By Deepti Khanna Bose August 31, 2007
The next time you call just Dial for some information and a sweet little voice on the other end of the line makes a plea for your name, phone number and e-mail address, please don't say: "I'd rather not give it." Just give it. The tele-information provider, which is present in 42 cities, receives on an average more than three million enquiries per month nationwide. And 11 years after Just Dial was flagged off, more and more callers are beginning to realise the virtues of providing the operator with their own details. As V.S.S. Mani, Founder & MD, Just Dial, explains: "Till date, we have never ever given out our database to telemarketers, but we just don't have the time to explain it to people over the phone."

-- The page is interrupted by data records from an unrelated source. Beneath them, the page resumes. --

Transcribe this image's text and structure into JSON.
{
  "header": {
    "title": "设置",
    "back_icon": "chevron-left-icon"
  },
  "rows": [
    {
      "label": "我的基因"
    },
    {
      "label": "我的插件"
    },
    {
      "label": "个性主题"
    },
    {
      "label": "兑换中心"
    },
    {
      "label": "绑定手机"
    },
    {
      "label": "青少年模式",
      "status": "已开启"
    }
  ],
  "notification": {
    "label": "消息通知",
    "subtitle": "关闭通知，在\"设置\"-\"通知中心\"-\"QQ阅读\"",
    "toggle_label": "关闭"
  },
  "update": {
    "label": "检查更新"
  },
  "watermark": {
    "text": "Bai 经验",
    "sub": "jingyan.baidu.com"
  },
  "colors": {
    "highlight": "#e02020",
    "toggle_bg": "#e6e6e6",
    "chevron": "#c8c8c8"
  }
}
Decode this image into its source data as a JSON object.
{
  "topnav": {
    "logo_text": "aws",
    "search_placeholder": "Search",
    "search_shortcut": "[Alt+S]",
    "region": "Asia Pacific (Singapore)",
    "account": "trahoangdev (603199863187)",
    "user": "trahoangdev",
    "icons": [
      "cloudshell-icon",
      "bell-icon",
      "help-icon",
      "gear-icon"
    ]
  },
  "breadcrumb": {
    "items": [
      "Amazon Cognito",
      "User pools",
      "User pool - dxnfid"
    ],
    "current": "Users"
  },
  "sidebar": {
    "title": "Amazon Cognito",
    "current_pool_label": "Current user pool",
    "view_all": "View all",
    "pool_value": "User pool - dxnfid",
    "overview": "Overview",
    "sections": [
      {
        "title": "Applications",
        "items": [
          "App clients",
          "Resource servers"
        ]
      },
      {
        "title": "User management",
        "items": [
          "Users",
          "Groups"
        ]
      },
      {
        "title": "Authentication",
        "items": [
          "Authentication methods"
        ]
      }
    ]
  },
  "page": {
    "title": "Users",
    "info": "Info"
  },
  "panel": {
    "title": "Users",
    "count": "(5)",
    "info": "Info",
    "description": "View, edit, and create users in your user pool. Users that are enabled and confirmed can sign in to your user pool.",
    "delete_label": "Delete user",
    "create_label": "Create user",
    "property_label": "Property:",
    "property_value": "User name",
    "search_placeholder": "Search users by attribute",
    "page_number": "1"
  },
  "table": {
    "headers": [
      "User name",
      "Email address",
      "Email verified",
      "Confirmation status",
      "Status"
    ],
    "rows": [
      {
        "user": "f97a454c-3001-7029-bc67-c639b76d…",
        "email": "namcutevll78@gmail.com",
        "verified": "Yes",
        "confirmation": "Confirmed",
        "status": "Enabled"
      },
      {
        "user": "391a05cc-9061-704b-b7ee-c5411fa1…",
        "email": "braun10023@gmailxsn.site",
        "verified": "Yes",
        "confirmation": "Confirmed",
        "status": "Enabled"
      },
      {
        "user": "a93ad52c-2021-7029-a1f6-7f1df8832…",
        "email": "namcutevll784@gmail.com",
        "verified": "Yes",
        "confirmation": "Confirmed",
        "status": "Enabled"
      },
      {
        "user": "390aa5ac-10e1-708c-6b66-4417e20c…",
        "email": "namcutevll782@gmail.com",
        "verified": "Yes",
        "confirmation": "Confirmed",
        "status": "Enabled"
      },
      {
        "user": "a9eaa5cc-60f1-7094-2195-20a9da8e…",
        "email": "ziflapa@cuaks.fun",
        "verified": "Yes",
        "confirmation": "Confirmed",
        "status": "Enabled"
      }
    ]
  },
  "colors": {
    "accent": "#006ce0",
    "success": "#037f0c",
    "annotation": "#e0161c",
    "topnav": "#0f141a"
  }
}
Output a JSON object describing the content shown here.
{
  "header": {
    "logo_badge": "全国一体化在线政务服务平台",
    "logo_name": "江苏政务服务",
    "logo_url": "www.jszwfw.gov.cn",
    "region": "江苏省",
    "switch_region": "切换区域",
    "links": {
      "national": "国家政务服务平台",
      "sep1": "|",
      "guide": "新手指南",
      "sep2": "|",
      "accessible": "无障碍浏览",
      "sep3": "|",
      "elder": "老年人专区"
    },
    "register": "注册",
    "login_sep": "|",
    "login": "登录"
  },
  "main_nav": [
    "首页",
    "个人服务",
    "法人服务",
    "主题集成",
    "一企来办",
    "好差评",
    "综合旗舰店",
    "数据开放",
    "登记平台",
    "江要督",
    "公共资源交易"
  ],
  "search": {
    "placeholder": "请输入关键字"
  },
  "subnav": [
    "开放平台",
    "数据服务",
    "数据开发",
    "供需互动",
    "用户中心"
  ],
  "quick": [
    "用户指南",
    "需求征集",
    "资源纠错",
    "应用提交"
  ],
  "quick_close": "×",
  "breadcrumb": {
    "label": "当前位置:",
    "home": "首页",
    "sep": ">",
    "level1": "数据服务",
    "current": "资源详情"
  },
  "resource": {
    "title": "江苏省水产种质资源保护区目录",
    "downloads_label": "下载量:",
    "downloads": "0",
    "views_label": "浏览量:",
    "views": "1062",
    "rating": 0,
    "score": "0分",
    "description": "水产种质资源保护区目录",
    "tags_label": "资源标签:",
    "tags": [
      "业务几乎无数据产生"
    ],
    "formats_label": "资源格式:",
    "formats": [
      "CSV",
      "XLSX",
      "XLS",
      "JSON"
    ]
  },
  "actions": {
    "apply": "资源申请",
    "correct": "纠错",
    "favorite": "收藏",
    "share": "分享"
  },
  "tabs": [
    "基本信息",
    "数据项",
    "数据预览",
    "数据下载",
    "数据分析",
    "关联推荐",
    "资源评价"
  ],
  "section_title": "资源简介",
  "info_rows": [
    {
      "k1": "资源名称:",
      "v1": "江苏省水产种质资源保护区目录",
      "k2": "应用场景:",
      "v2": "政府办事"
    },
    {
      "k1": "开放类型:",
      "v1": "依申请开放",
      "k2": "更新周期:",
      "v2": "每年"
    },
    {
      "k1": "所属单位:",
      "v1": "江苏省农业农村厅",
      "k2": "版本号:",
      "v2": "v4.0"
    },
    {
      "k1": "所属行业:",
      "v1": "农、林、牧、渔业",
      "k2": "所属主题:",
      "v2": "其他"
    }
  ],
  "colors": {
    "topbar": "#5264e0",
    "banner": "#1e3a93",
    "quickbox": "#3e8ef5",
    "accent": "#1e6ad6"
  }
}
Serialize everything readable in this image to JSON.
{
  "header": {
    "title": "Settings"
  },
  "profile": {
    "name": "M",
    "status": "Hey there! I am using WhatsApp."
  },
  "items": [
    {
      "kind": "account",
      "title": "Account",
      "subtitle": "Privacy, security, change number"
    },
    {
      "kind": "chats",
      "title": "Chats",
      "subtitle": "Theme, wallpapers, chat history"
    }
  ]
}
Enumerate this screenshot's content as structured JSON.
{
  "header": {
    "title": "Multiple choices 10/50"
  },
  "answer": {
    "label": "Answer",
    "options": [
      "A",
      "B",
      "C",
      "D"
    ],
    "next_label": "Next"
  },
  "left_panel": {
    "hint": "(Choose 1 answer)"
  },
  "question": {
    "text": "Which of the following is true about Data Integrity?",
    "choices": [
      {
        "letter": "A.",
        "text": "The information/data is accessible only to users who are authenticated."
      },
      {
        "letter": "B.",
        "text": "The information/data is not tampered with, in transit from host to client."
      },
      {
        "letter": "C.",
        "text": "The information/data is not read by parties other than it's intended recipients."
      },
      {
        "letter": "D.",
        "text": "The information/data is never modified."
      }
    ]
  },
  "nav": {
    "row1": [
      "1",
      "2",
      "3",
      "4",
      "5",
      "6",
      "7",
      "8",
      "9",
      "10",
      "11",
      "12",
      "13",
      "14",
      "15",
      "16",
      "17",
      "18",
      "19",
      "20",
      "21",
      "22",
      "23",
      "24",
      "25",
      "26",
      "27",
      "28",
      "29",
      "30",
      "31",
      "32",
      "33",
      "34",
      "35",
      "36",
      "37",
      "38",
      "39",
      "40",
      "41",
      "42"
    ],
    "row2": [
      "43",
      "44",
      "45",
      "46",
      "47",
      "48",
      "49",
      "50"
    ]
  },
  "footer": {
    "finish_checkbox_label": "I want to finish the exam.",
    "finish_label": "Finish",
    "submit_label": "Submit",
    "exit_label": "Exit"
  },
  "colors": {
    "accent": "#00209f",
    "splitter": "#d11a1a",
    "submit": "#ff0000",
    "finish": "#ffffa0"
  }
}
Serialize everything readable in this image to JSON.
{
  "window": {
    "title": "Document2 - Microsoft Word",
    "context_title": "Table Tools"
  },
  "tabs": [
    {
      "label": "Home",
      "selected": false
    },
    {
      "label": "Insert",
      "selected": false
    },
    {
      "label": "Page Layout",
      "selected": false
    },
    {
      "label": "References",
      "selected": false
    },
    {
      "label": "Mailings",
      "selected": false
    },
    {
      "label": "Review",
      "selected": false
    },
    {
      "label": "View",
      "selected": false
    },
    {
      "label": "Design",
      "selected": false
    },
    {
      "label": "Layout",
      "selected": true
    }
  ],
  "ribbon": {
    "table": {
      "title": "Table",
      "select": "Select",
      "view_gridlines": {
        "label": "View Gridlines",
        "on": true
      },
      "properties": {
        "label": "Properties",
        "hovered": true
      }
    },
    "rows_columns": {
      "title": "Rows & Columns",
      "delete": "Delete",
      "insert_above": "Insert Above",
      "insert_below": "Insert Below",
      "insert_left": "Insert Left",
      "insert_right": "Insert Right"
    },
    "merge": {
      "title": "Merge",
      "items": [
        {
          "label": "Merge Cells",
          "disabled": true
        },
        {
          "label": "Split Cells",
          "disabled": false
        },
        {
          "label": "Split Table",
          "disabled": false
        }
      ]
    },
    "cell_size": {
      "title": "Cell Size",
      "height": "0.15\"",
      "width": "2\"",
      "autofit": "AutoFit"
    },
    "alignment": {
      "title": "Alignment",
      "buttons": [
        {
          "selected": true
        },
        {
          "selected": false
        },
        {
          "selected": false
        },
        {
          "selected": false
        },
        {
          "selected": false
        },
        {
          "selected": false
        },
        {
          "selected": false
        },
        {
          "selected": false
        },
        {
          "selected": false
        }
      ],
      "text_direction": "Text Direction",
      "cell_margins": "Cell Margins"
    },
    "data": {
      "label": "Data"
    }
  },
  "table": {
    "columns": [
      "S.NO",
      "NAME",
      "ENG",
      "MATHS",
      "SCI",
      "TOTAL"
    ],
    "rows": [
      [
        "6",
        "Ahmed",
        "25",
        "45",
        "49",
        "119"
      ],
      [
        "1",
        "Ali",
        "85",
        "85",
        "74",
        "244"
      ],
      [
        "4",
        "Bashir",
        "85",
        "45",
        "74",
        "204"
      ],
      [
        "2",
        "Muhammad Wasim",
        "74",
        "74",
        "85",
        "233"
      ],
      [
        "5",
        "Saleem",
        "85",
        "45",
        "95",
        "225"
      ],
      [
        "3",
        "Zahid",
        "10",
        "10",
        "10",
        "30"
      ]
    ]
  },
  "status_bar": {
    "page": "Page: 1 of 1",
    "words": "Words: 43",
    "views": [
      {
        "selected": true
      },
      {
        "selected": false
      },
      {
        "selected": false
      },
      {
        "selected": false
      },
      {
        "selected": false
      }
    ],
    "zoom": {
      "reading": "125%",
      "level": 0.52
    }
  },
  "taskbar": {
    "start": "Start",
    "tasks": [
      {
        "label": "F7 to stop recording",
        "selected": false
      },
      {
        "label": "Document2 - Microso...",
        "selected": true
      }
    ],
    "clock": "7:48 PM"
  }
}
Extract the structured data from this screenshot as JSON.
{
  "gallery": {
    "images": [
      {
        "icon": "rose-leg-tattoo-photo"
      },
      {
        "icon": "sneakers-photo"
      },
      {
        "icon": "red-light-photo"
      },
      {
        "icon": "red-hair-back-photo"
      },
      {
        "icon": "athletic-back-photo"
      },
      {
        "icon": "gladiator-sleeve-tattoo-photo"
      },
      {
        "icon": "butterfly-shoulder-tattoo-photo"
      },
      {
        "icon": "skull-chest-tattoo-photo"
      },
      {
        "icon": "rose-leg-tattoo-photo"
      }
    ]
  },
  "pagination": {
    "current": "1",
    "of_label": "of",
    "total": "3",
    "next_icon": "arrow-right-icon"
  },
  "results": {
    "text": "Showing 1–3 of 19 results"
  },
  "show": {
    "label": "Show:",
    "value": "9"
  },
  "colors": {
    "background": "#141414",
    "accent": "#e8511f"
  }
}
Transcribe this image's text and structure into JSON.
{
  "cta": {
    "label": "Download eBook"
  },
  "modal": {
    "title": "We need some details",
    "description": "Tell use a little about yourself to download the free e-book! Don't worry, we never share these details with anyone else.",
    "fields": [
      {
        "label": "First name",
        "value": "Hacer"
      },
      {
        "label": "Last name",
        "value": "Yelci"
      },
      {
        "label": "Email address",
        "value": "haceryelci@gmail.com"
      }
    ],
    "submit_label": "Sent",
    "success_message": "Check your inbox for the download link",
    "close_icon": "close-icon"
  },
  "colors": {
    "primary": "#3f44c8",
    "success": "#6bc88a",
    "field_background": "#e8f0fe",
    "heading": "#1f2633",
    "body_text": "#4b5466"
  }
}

Well, this is how it really works. When you call Just Dial, it is obliged to inform the establishment/service provider about your inquiry. As Mani puts it: "Our revenues come from sponsored customers, and sponsored customers need to see tangible results. Our sole purpose of being is to help people out with information, the end result of which leads to sales for our paying clients." Apart from its core function of just giving out numbers and addresses of specific establishments, Just Dial also offers a plethora of services through its vendors; these include offers on electronic products, travel packages, medical services and moving and packing services.
Boasting a turnover of Rs 100 crore, a database of 2 million business records and 10 million regular users, along with 2,700 employees across 12 Indian cities, Just Dial has come a long way. In 1996, Mani landed in Mumbai with a princely sum of Rs 50,000 to find a home and an office space. Both weren't easy to find.
What Mani did find were generous relatives, who offered him an empty flat in one of the city's far-flung suburbs, rent-free. Mani soon after succeeded in renting a 25-square feet office in Mumbai's financial district, Nariman Point, for Rs. 5,000 a month.
Mani was a part of the trio that started the now all-but-defunct Delhi-based 'Ask Me' service. "We were much ahead of the times. Those were the days when people had to wait years to get phone connections. The idea was good and well-appreciated, but we didn't see any financial gains from it," he says.
One of the invaluable lessons he was taught during his experience at Ask Me was that the phone number for his new service would simply have to be the easiest one to remember. Enter 8888888. Today the number is no longer seven eights, but 39999999-and here's the best part-irrespective of which city in the country you are calling from, the number remains the same.
In mid-March, Just Dial took on an online avatar, somewhat belatedly one could argue. But Mani says he's already getting page views of 220,000 per day, which he expects to take up to 1 million by the year-end. But this seems one business model that works best with voice.